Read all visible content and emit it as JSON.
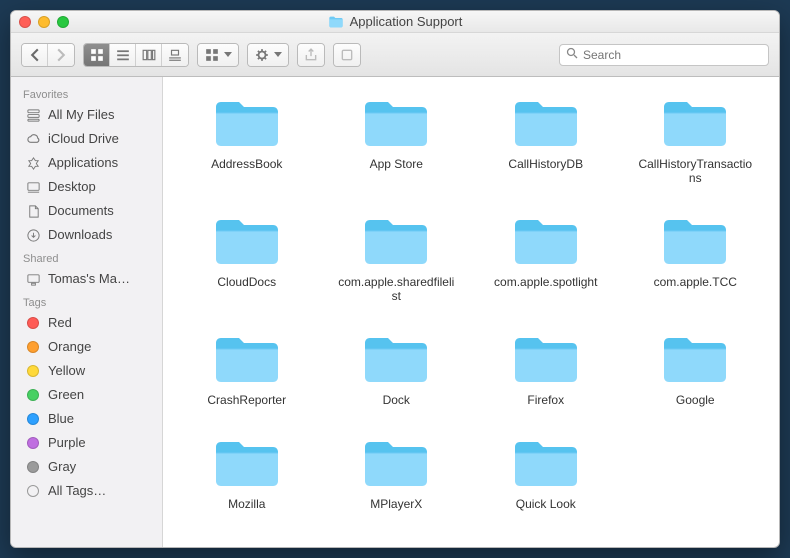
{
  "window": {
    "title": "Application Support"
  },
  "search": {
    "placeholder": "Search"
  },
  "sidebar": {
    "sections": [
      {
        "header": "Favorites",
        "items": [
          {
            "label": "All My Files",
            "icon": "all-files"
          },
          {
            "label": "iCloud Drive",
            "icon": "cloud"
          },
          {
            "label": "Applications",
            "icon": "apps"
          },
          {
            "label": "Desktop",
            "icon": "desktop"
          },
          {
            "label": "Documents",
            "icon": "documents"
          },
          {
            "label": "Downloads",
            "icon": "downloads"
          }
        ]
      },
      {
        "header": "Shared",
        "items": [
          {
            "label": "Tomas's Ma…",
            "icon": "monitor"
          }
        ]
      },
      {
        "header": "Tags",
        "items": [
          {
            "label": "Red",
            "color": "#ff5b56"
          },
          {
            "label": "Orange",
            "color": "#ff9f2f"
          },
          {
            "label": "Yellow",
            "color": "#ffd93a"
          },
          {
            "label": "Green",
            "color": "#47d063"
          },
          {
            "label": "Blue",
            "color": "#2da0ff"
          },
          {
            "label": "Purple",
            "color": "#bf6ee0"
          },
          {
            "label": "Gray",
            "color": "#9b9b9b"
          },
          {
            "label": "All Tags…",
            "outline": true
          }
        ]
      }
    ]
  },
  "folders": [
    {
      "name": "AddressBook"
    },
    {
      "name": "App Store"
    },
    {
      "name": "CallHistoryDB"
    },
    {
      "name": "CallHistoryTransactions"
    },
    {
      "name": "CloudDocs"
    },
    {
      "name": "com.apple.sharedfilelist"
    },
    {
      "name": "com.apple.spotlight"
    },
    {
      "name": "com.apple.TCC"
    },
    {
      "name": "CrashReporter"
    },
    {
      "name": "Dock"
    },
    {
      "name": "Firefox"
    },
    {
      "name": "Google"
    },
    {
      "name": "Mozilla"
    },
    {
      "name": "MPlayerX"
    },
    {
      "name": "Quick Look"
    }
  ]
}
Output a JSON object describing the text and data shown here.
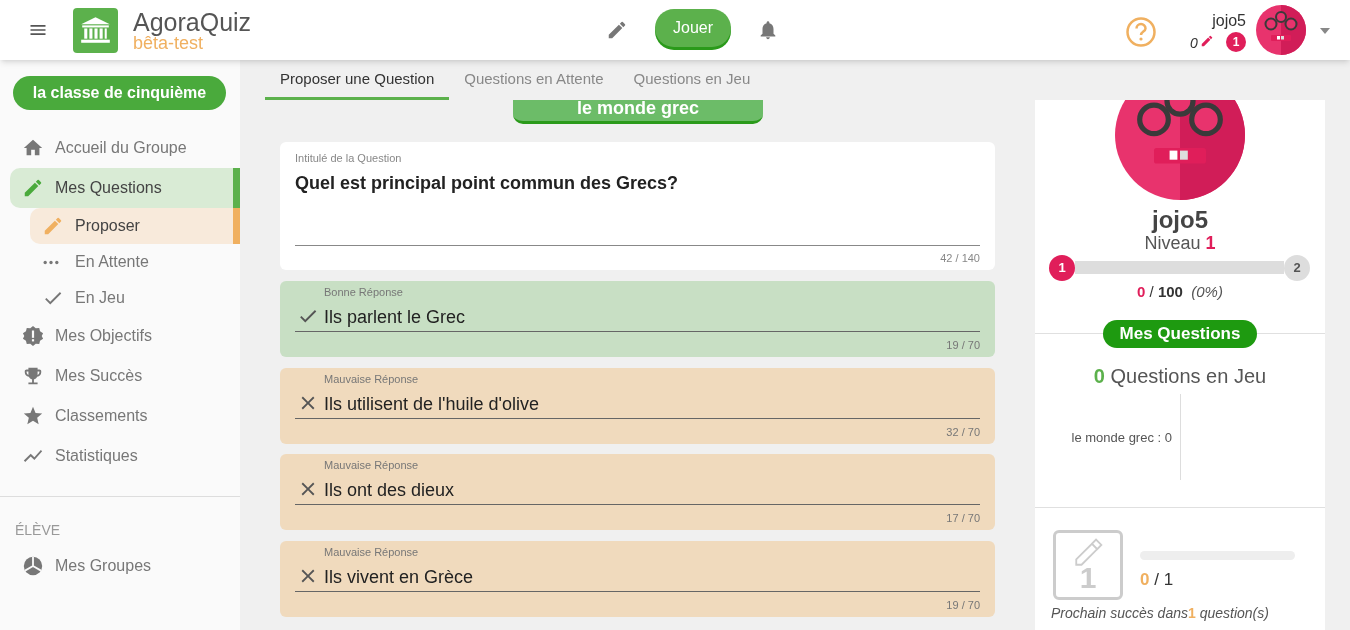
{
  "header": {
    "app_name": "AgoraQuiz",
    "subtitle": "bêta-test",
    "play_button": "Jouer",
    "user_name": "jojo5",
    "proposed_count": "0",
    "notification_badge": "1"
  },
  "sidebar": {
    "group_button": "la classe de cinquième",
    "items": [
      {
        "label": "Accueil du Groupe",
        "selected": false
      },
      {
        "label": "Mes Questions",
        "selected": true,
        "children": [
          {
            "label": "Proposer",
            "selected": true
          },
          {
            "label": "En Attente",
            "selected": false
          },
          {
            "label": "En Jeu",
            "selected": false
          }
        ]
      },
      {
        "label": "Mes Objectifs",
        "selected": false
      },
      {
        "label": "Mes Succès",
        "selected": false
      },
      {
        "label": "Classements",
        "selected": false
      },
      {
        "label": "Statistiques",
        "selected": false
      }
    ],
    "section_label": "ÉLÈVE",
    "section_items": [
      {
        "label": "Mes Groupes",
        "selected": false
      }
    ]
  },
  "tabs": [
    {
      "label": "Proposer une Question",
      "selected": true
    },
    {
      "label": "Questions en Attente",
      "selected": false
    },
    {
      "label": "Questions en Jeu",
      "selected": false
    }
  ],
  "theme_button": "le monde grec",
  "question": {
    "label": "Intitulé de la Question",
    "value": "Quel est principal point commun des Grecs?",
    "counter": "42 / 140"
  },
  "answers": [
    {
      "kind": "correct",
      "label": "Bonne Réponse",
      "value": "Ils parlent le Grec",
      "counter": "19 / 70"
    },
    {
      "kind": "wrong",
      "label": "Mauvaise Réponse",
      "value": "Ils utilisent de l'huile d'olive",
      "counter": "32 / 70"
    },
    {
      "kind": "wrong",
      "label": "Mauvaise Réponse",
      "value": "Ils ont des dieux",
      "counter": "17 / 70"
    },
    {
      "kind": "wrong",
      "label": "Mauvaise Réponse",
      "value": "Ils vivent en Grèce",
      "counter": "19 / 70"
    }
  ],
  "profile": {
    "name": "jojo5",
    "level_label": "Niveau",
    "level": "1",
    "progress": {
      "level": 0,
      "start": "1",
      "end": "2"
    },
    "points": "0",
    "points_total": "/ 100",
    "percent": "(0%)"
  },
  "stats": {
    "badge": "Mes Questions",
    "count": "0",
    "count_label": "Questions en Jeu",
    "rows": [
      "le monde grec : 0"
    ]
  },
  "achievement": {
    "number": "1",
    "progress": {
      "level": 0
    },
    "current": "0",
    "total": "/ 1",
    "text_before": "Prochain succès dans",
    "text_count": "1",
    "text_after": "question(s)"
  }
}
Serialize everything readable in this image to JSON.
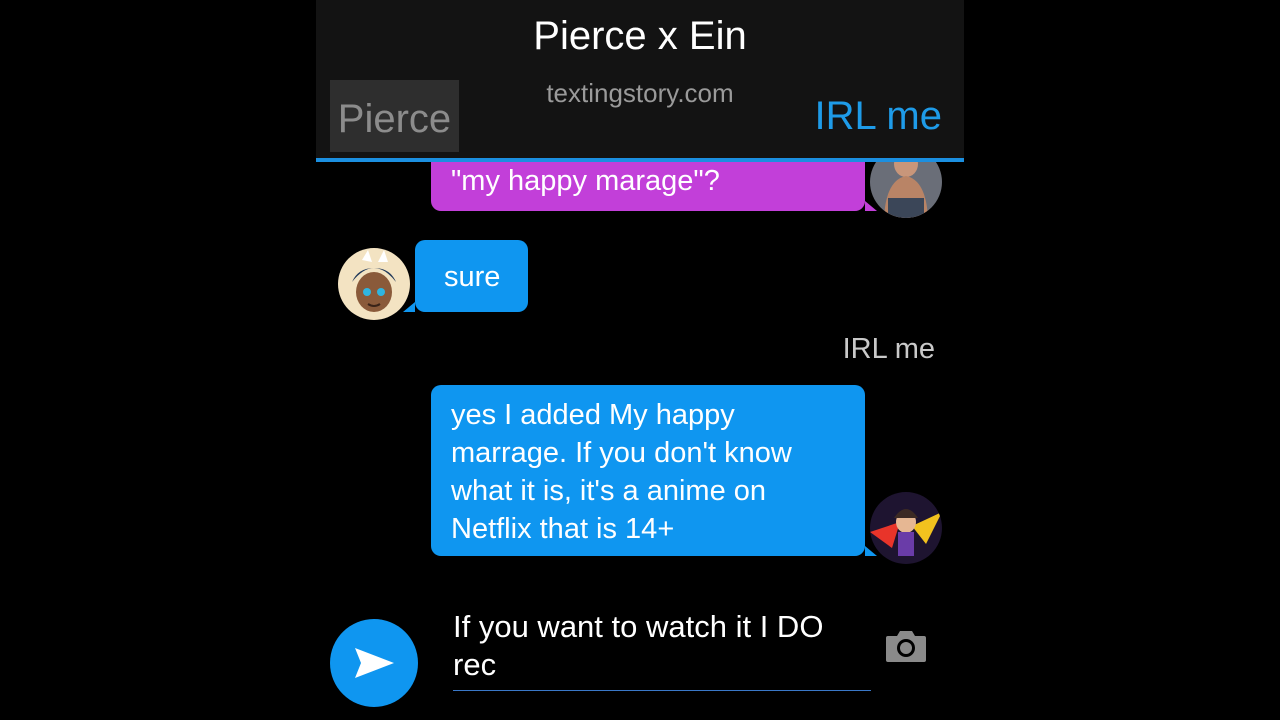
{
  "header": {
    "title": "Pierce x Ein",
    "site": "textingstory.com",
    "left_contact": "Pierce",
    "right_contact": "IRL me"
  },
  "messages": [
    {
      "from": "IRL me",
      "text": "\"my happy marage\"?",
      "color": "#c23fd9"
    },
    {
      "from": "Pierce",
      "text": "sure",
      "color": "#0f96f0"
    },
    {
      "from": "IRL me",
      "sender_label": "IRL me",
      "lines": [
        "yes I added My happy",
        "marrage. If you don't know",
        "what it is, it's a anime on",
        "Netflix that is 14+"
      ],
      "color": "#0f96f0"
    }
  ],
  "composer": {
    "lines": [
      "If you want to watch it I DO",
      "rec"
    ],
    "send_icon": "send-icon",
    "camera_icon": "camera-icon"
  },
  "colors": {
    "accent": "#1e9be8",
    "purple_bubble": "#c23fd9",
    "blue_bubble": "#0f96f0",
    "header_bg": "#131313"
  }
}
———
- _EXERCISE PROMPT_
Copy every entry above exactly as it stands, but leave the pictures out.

- _WORKED SOLUTION_
Read all visible content and emit it as JSON.
{
  "window": {
    "title": "Application Support"
  },
  "search": {
    "placeholder": "Search"
  },
  "sidebar": {
    "sections": [
      {
        "header": "Favorites",
        "items": [
          {
            "label": "All My Files",
            "icon": "all-files"
          },
          {
            "label": "iCloud Drive",
            "icon": "cloud"
          },
          {
            "label": "Applications",
            "icon": "apps"
          },
          {
            "label": "Desktop",
            "icon": "desktop"
          },
          {
            "label": "Documents",
            "icon": "documents"
          },
          {
            "label": "Downloads",
            "icon": "downloads"
          }
        ]
      },
      {
        "header": "Shared",
        "items": [
          {
            "label": "Tomas's Ma…",
            "icon": "monitor"
          }
        ]
      },
      {
        "header": "Tags",
        "items": [
          {
            "label": "Red",
            "color": "#ff5b56"
          },
          {
            "label": "Orange",
            "color": "#ff9f2f"
          },
          {
            "label": "Yellow",
            "color": "#ffd93a"
          },
          {
            "label": "Green",
            "color": "#47d063"
          },
          {
            "label": "Blue",
            "color": "#2da0ff"
          },
          {
            "label": "Purple",
            "color": "#bf6ee0"
          },
          {
            "label": "Gray",
            "color": "#9b9b9b"
          },
          {
            "label": "All Tags…",
            "outline": true
          }
        ]
      }
    ]
  },
  "folders": [
    {
      "name": "AddressBook"
    },
    {
      "name": "App Store"
    },
    {
      "name": "CallHistoryDB"
    },
    {
      "name": "CallHistoryTransactions"
    },
    {
      "name": "CloudDocs"
    },
    {
      "name": "com.apple.sharedfilelist"
    },
    {
      "name": "com.apple.spotlight"
    },
    {
      "name": "com.apple.TCC"
    },
    {
      "name": "CrashReporter"
    },
    {
      "name": "Dock"
    },
    {
      "name": "Firefox"
    },
    {
      "name": "Google"
    },
    {
      "name": "Mozilla"
    },
    {
      "name": "MPlayerX"
    },
    {
      "name": "Quick Look"
    }
  ]
}
Output a JSON object describing the text and data shown here.
{
  "header": {
    "app_name": "AgoraQuiz",
    "subtitle": "bêta-test",
    "play_button": "Jouer",
    "user_name": "jojo5",
    "proposed_count": "0",
    "notification_badge": "1"
  },
  "sidebar": {
    "group_button": "la classe de cinquième",
    "items": [
      {
        "label": "Accueil du Groupe",
        "selected": false
      },
      {
        "label": "Mes Questions",
        "selected": true,
        "children": [
          {
            "label": "Proposer",
            "selected": true
          },
          {
            "label": "En Attente",
            "selected": false
          },
          {
            "label": "En Jeu",
            "selected": false
          }
        ]
      },
      {
        "label": "Mes Objectifs",
        "selected": false
      },
      {
        "label": "Mes Succès",
        "selected": false
      },
      {
        "label": "Classements",
        "selected": false
      },
      {
        "label": "Statistiques",
        "selected": false
      }
    ],
    "section_label": "ÉLÈVE",
    "section_items": [
      {
        "label": "Mes Groupes",
        "selected": false
      }
    ]
  },
  "tabs": [
    {
      "label": "Proposer une Question",
      "selected": true
    },
    {
      "label": "Questions en Attente",
      "selected": false
    },
    {
      "label": "Questions en Jeu",
      "selected": false
    }
  ],
  "theme_button": "le monde grec",
  "question": {
    "label": "Intitulé de la Question",
    "value": "Quel est principal point commun des Grecs?",
    "counter": "42 / 140"
  },
  "answers": [
    {
      "kind": "correct",
      "label": "Bonne Réponse",
      "value": "Ils parlent le Grec",
      "counter": "19 / 70"
    },
    {
      "kind": "wrong",
      "label": "Mauvaise Réponse",
      "value": "Ils utilisent de l'huile d'olive",
      "counter": "32 / 70"
    },
    {
      "kind": "wrong",
      "label": "Mauvaise Réponse",
      "value": "Ils ont des dieux",
      "counter": "17 / 70"
    },
    {
      "kind": "wrong",
      "label": "Mauvaise Réponse",
      "value": "Ils vivent en Grèce",
      "counter": "19 / 70"
    }
  ],
  "profile": {
    "name": "jojo5",
    "level_label": "Niveau",
    "level": "1",
    "progress": {
      "level": 0,
      "start": "1",
      "end": "2"
    },
    "points": "0",
    "points_total": "/ 100",
    "percent": "(0%)"
  },
  "stats": {
    "badge": "Mes Questions",
    "count": "0",
    "count_label": "Questions en Jeu",
    "rows": [
      "le monde grec : 0"
    ]
  },
  "achievement": {
    "number": "1",
    "progress": {
      "level": 0
    },
    "current": "0",
    "total": "/ 1",
    "text_before": "Prochain succès dans",
    "text_count": "1",
    "text_after": "question(s)"
  }
}
Serialize everything readable in this image to JSON.
{
  "header": {
    "title": "Pierce x Ein",
    "site": "textingstory.com",
    "left_contact": "Pierce",
    "right_contact": "IRL me"
  },
  "messages": [
    {
      "from": "IRL me",
      "text": "\"my happy marage\"?",
      "color": "#c23fd9"
    },
    {
      "from": "Pierce",
      "text": "sure",
      "color": "#0f96f0"
    },
    {
      "from": "IRL me",
      "sender_label": "IRL me",
      "lines": [
        "yes I added My happy",
        "marrage. If you don't know",
        "what it is, it's a anime on",
        "Netflix that is 14+"
      ],
      "color": "#0f96f0"
    }
  ],
  "composer": {
    "lines": [
      "If you want to watch it I DO",
      "rec"
    ],
    "send_icon": "send-icon",
    "camera_icon": "camera-icon"
  },
  "colors": {
    "accent": "#1e9be8",
    "purple_bubble": "#c23fd9",
    "blue_bubble": "#0f96f0",
    "header_bg": "#131313"
  }
}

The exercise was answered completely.